More than 30 people gathered on Friday for the Pass the Torch Remembrance Trail Walk at Camp Samac.
The walk on Nov. 10 along a 1.5 kilometre trail was intended to have people reflect on “brave Canadian citizens” who fought in the First and Second World Wars, as well as the Korean war.
The trail started at Harry Riggs Chapel with a moment of silence. Guests were also asked to read poems and readings about Remembrance Day.
Will Corneal of Camp Samac asked people to reflect on what they heard.
“Aren’t we thankful that we can sit on a Friday evening in this environment and not hear any tanks and guns, any military activity?” he said. “We don’t have to worry about where we’re going to sleep tonight, what we’re eating tomorrow or what the days after will bring.
“And that’s a tribute to those that have gone to battle to give us the lifestyle that we are allowed to live.”
Many of those who went to war were Métis, Inuit or First Nations. It’s unknown exactly how many Indigenous soldiers joined the war effort but the federal government puts the number at more than 3,000.
Not all veterans were allowed to self-identify as being of First Nations descent, so the number is believed to be much higher, according to Brian Prairie, 70, president of the Métis Nations of Ontario Veterans’ Council.
“Métis people had been lied to, cheated on and basically abused for many years, so they had no desire to serve a colonial war,” he said.
Because of this tension, Canada made a promise to anyone who signed up for the war effort to be awarded 65 hectares (160 acres) of land.
“Thousands of solders signed up because it really meant something to them,” he added. “When they came back, they not only didn’t get any land, they didn’t get any veteran benefits or anything like that. It was just more of the same.”
Over the past few years, Prairie said Métis veterans have worked hard to gain recognition for their service.
Through the Métis Veterans Legacy Program surviving Second World War veterans or their spouses received a $20,000 cheque from the federal government and an apology from the prime minister. Prairie said that provided “a little bit of peace.”
Prairie joined the military 52 years ago, and he’s been to many Remembrance Day services.
“I’ve stood at Remembrance Day ceremonies in blizzards, in the pouring rain, belting stuff, and pleasant weather and they all have different things to offer,” he said.
Prairie performed a reading of “Poppies for Remembrance” following an explanation of the significance of the poppy.

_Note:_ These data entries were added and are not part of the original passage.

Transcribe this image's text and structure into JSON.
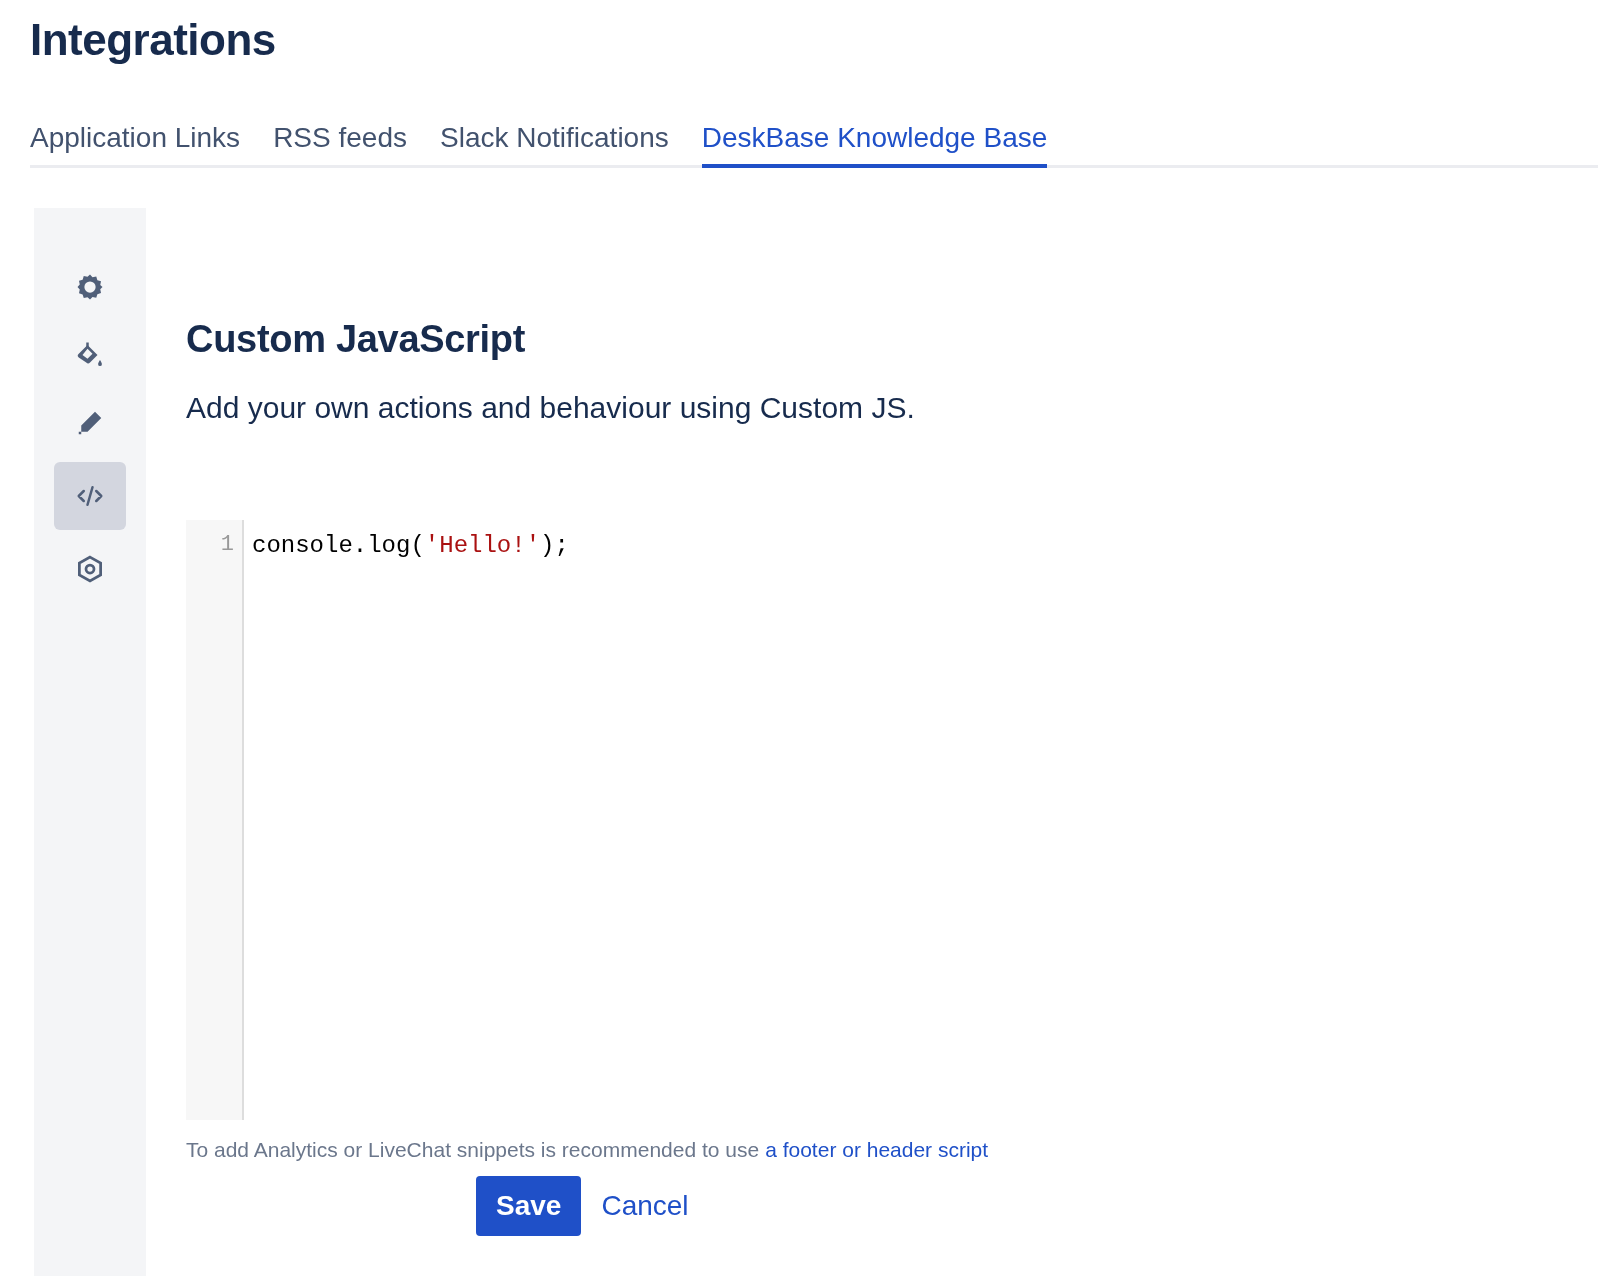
{
  "page": {
    "title": "Integrations"
  },
  "tabs": [
    {
      "label": "Application Links",
      "selected": false
    },
    {
      "label": "RSS feeds",
      "selected": false
    },
    {
      "label": "Slack Notifications",
      "selected": false
    },
    {
      "label": "DeskBase Knowledge Base",
      "selected": true
    }
  ],
  "sidebar": {
    "items": [
      {
        "selected": false
      },
      {
        "selected": false
      },
      {
        "selected": false
      },
      {
        "selected": true
      },
      {
        "selected": false
      }
    ]
  },
  "section": {
    "heading": "Custom JavaScript",
    "description": "Add your own actions and behaviour using Custom JS."
  },
  "editor": {
    "lines": [
      {
        "number": "1",
        "tokens": [
          {
            "text": "console.log(",
            "kind": "plain"
          },
          {
            "text": "'Hello!'",
            "kind": "string"
          },
          {
            "text": ");",
            "kind": "plain"
          }
        ]
      }
    ]
  },
  "hint": {
    "text": "To add Analytics or LiveChat snippets is recommended to use",
    "link": "a footer or header script"
  },
  "buttons": [
    {
      "label": "Save",
      "kind": "primary"
    },
    {
      "label": "Cancel",
      "kind": "link"
    }
  ]
}
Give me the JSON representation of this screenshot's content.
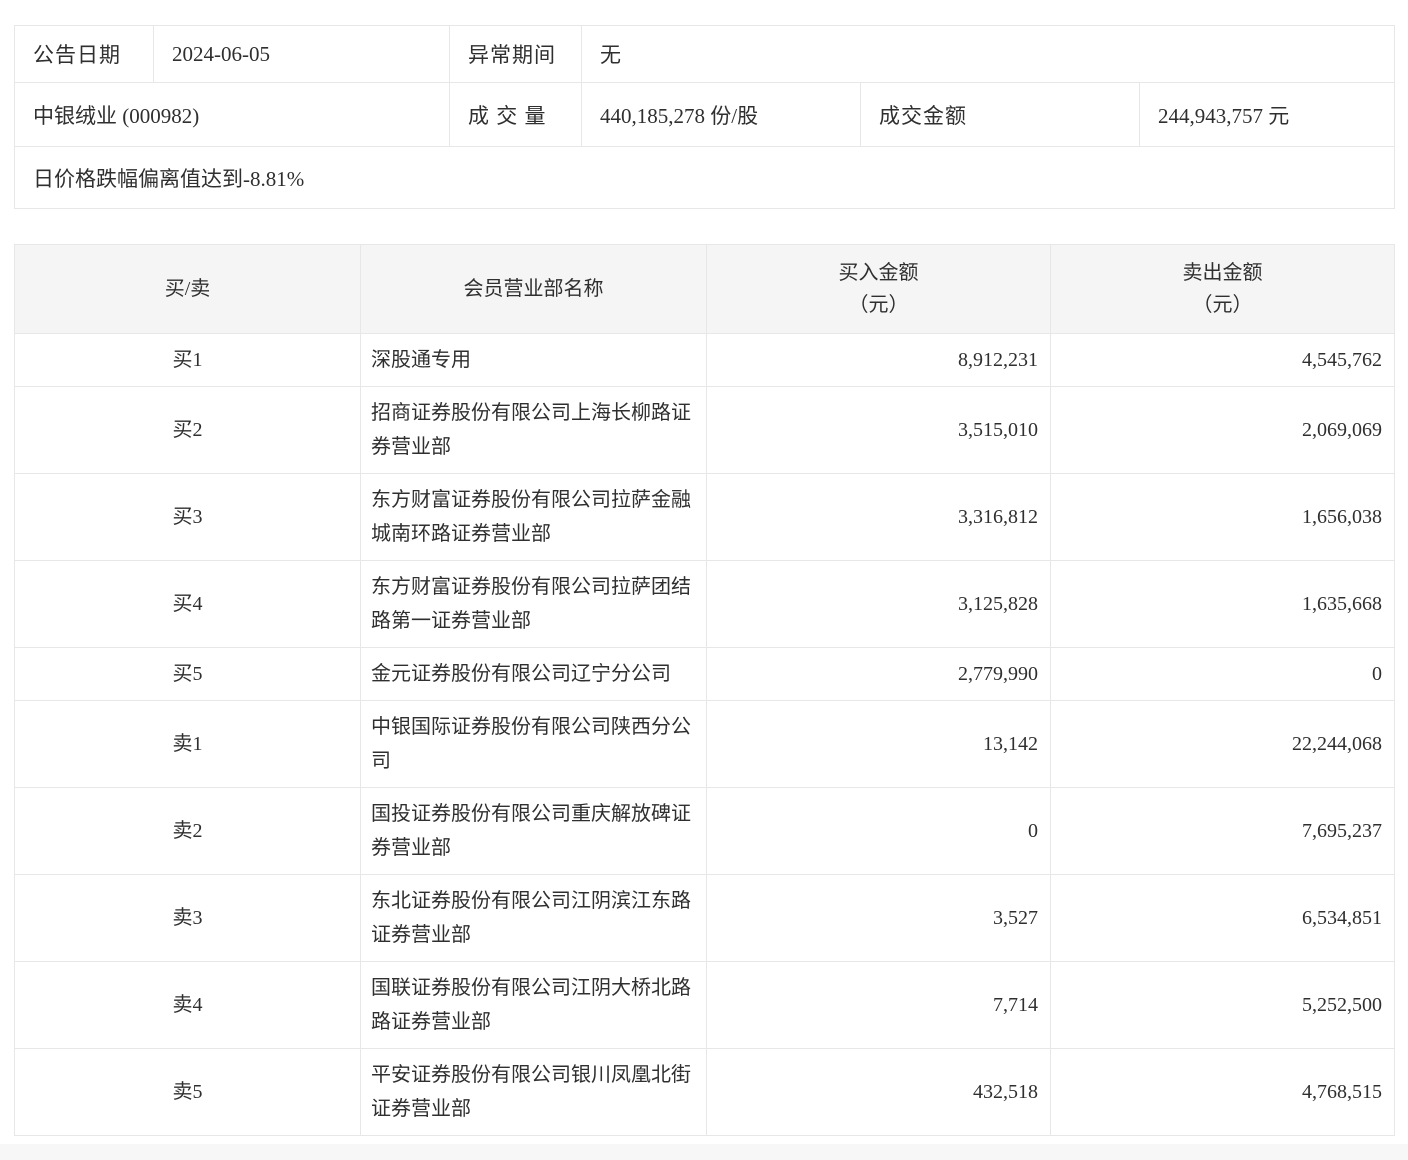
{
  "info_table": {
    "announce_date_label": "公告日期",
    "announce_date": "2024-06-05",
    "abnormal_period_label": "异常期间",
    "abnormal_period": "无",
    "stock_name": "中银绒业 (000982)",
    "volume_label": "成 交 量",
    "volume": "440,185,278 份/股",
    "turnover_label": "成交金额",
    "turnover": "244,943,757 元",
    "reason": "日价格跌幅偏离值达到-8.81%"
  },
  "broker_table": {
    "headers": {
      "side": "买/卖",
      "branch": "会员营业部名称",
      "buy_line1": "买入金额",
      "buy_line2": "（元）",
      "sell_line1": "卖出金额",
      "sell_line2": "（元）"
    },
    "rows": [
      {
        "side": "买1",
        "name": "深股通专用",
        "buy": "8,912,231",
        "sell": "4,545,762"
      },
      {
        "side": "买2",
        "name": "招商证券股份有限公司上海长柳路证券营业部",
        "buy": "3,515,010",
        "sell": "2,069,069"
      },
      {
        "side": "买3",
        "name": "东方财富证券股份有限公司拉萨金融城南环路证券营业部",
        "buy": "3,316,812",
        "sell": "1,656,038"
      },
      {
        "side": "买4",
        "name": "东方财富证券股份有限公司拉萨团结路第一证券营业部",
        "buy": "3,125,828",
        "sell": "1,635,668"
      },
      {
        "side": "买5",
        "name": "金元证券股份有限公司辽宁分公司",
        "buy": "2,779,990",
        "sell": "0"
      },
      {
        "side": "卖1",
        "name": "中银国际证券股份有限公司陕西分公司",
        "buy": "13,142",
        "sell": "22,244,068"
      },
      {
        "side": "卖2",
        "name": "国投证券股份有限公司重庆解放碑证券营业部",
        "buy": "0",
        "sell": "7,695,237"
      },
      {
        "side": "卖3",
        "name": "东北证券股份有限公司江阴滨江东路证券营业部",
        "buy": "3,527",
        "sell": "6,534,851"
      },
      {
        "side": "卖4",
        "name": "国联证券股份有限公司江阴大桥北路路证券营业部",
        "buy": "7,714",
        "sell": "5,252,500"
      },
      {
        "side": "卖5",
        "name": "平安证券股份有限公司银川凤凰北街证券营业部",
        "buy": "432,518",
        "sell": "4,768,515"
      }
    ]
  }
}
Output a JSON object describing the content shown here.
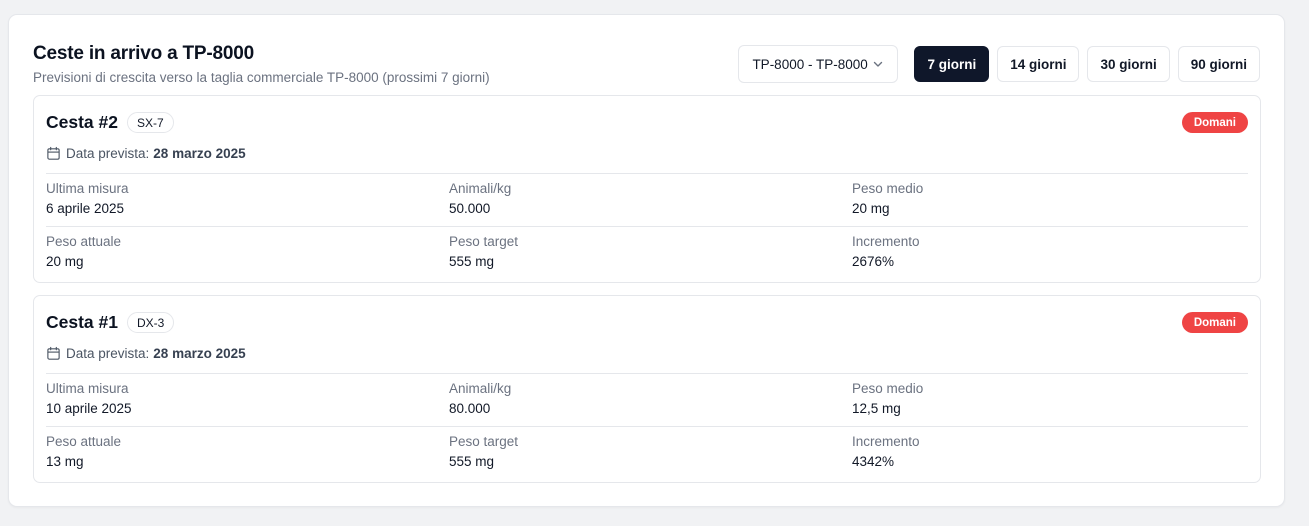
{
  "header": {
    "title": "Ceste in arrivo a TP-8000",
    "subtitle": "Previsioni di crescita verso la taglia commerciale TP-8000 (prossimi 7 giorni)"
  },
  "controls": {
    "select_value": "TP-8000 - TP-8000",
    "periods": [
      "7 giorni",
      "14 giorni",
      "30 giorni",
      "90 giorni"
    ],
    "active_period": "7 giorni"
  },
  "colors": {
    "active_button": "#0f172a",
    "badge": "#ef4444"
  },
  "cards": [
    {
      "title": "Cesta #2",
      "tag": "SX-7",
      "badge": "Domani",
      "date_label": "Data prevista:",
      "date_value": "28 marzo 2025",
      "rows": [
        [
          {
            "label": "Ultima misura",
            "value": "6 aprile 2025"
          },
          {
            "label": "Animali/kg",
            "value": "50.000"
          },
          {
            "label": "Peso medio",
            "value": "20 mg"
          }
        ],
        [
          {
            "label": "Peso attuale",
            "value": "20 mg"
          },
          {
            "label": "Peso target",
            "value": "555 mg"
          },
          {
            "label": "Incremento",
            "value": "2676%"
          }
        ]
      ]
    },
    {
      "title": "Cesta #1",
      "tag": "DX-3",
      "badge": "Domani",
      "date_label": "Data prevista:",
      "date_value": "28 marzo 2025",
      "rows": [
        [
          {
            "label": "Ultima misura",
            "value": "10 aprile 2025"
          },
          {
            "label": "Animali/kg",
            "value": "80.000"
          },
          {
            "label": "Peso medio",
            "value": "12,5 mg"
          }
        ],
        [
          {
            "label": "Peso attuale",
            "value": "13 mg"
          },
          {
            "label": "Peso target",
            "value": "555 mg"
          },
          {
            "label": "Incremento",
            "value": "4342%"
          }
        ]
      ]
    }
  ]
}
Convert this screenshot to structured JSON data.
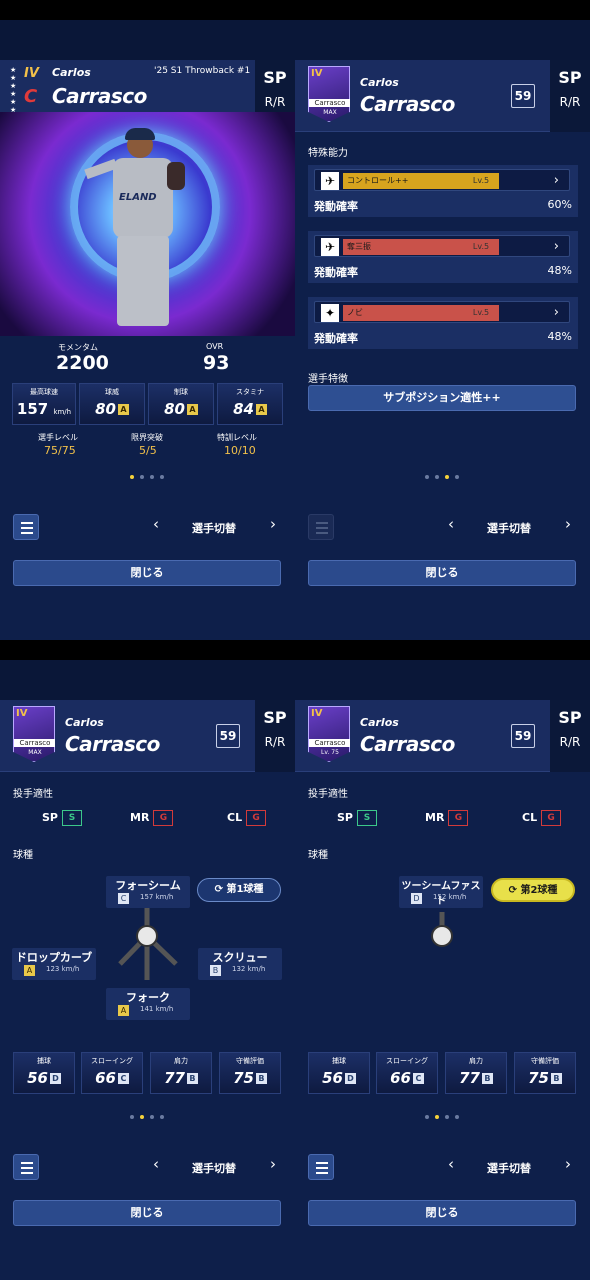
{
  "player": {
    "first_name": "Carlos",
    "last_name": "Carrasco",
    "position": "SP",
    "hand": "R/R",
    "number": "59",
    "tier": "IV",
    "card_title": "'25 S1 Throwback #1"
  },
  "thumb": {
    "name": "Carrasco",
    "status_max": "MAX",
    "status_lv": "Lv. 75"
  },
  "panel1": {
    "momentum_label": "モメンタム",
    "momentum": "2200",
    "ovr_label": "OVR",
    "ovr": "93",
    "stats": [
      {
        "label": "最高球速",
        "value": "157",
        "unit": "km/h",
        "grade": ""
      },
      {
        "label": "球威",
        "value": "80",
        "grade": "A"
      },
      {
        "label": "制球",
        "value": "80",
        "grade": "A"
      },
      {
        "label": "スタミナ",
        "value": "84",
        "grade": "A"
      }
    ],
    "level_label": "選手レベル",
    "level": "75/75",
    "limit_label": "限界突破",
    "limit": "5/5",
    "training_label": "特訓レベル",
    "training": "10/10"
  },
  "panel2": {
    "special_title": "特殊能力",
    "abilities": [
      {
        "name": "コントロール++",
        "lv": "Lv.5",
        "prob_label": "発動確率",
        "prob": "60%",
        "color": "#d7a41e"
      },
      {
        "name": "奪三振",
        "lv": "Lv.5",
        "prob_label": "発動確率",
        "prob": "48%",
        "color": "#c9524a"
      },
      {
        "name": "ノビ",
        "lv": "Lv.5",
        "prob_label": "発動確率",
        "prob": "48%",
        "color": "#c9524a"
      }
    ],
    "trait_title": "選手特徴",
    "trait": "サブポジション適性++"
  },
  "aptitude": {
    "title": "投手適性",
    "items": [
      {
        "pos": "SP",
        "grade": "S"
      },
      {
        "pos": "MR",
        "grade": "G"
      },
      {
        "pos": "CL",
        "grade": "G"
      }
    ]
  },
  "pitch_title": "球種",
  "panel3_pitches": [
    {
      "name": "フォーシーム",
      "grade": "C",
      "speed": "157 km/h"
    },
    {
      "name": "ドロップカーブ",
      "grade": "A",
      "speed": "123 km/h"
    },
    {
      "name": "スクリュー",
      "grade": "B",
      "speed": "132 km/h"
    },
    {
      "name": "フォーク",
      "grade": "A",
      "speed": "141 km/h"
    }
  ],
  "panel3_pill": "第1球種",
  "panel4_pitches": [
    {
      "name": "ツーシームファスト",
      "grade": "D",
      "speed": "152 km/h"
    }
  ],
  "panel4_pill": "第2球種",
  "fielding": [
    {
      "label": "捕球",
      "value": "56",
      "grade": "D"
    },
    {
      "label": "スローイング",
      "value": "66",
      "grade": "C"
    },
    {
      "label": "肩力",
      "value": "77",
      "grade": "B"
    },
    {
      "label": "守備評価",
      "value": "75",
      "grade": "B"
    }
  ],
  "nav": {
    "switch": "選手切替",
    "close": "閉じる",
    "prev": "‹",
    "next": "›"
  }
}
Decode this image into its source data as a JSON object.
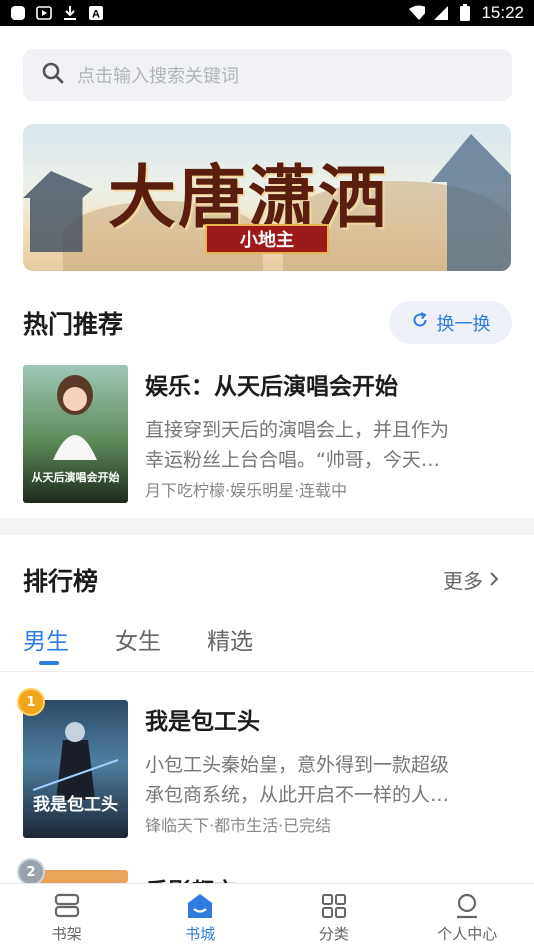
{
  "status_bar": {
    "time": "15:22"
  },
  "search": {
    "placeholder": "点击输入搜索关键词"
  },
  "banner": {
    "title": "大唐潇洒",
    "subtitle": "小地主"
  },
  "hot": {
    "title": "热门推荐",
    "refresh_label": "换一换",
    "book": {
      "title": "娱乐：从天后演唱会开始",
      "desc_line1": "直接穿到天后的演唱会上，并且作为",
      "desc_line2": "幸运粉丝上台合唱。“帅哥，今天…",
      "meta": "月下吃柠檬·娱乐明星·连载中",
      "cover_text": "从天后演唱会开始"
    }
  },
  "ranking": {
    "title": "排行榜",
    "more_label": "更多",
    "tabs": [
      "男生",
      "女生",
      "精选"
    ],
    "active_tab": 0,
    "books": [
      {
        "rank": "1",
        "title": "我是包工头",
        "desc_line1": "小包工头秦始皇，意外得到一款超级",
        "desc_line2": "承包商系统，从此开启不一样的人…",
        "meta": "锋临天下·都市生活·已完结",
        "cover_text": "我是包工头"
      },
      {
        "rank": "2",
        "title": "乐影都市"
      }
    ]
  },
  "bottom_nav": [
    {
      "label": "书架",
      "icon": "bookshelf-icon"
    },
    {
      "label": "书城",
      "icon": "bookstore-icon",
      "active": true
    },
    {
      "label": "分类",
      "icon": "category-grid-icon"
    },
    {
      "label": "个人中心",
      "icon": "person-icon"
    }
  ],
  "colors": {
    "accent": "#2f7de1",
    "text_primary": "#1c1c1c",
    "text_secondary": "#777777"
  }
}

Throughout the walk that followed, Corneal mentioned how nice it was to see youth at the event.
“I think it’s great for the youth. I think it’s one thing to learn it in school but it’s another thing to come out and walk the trail like we did tonight,” he said. “Or get it from someone like Brian Prairie who has been there, done that, and experienced.”
The trail walk ended with the group making poppies out of a wooden skewer, green tape, and a traditional poppy.
Everyone then planted them in front of the flagpole. Corneal said there would be more than 300 poppies planted by the Nov. 13, which marks the end of the Pass the Torch Remembrance Trail Walk.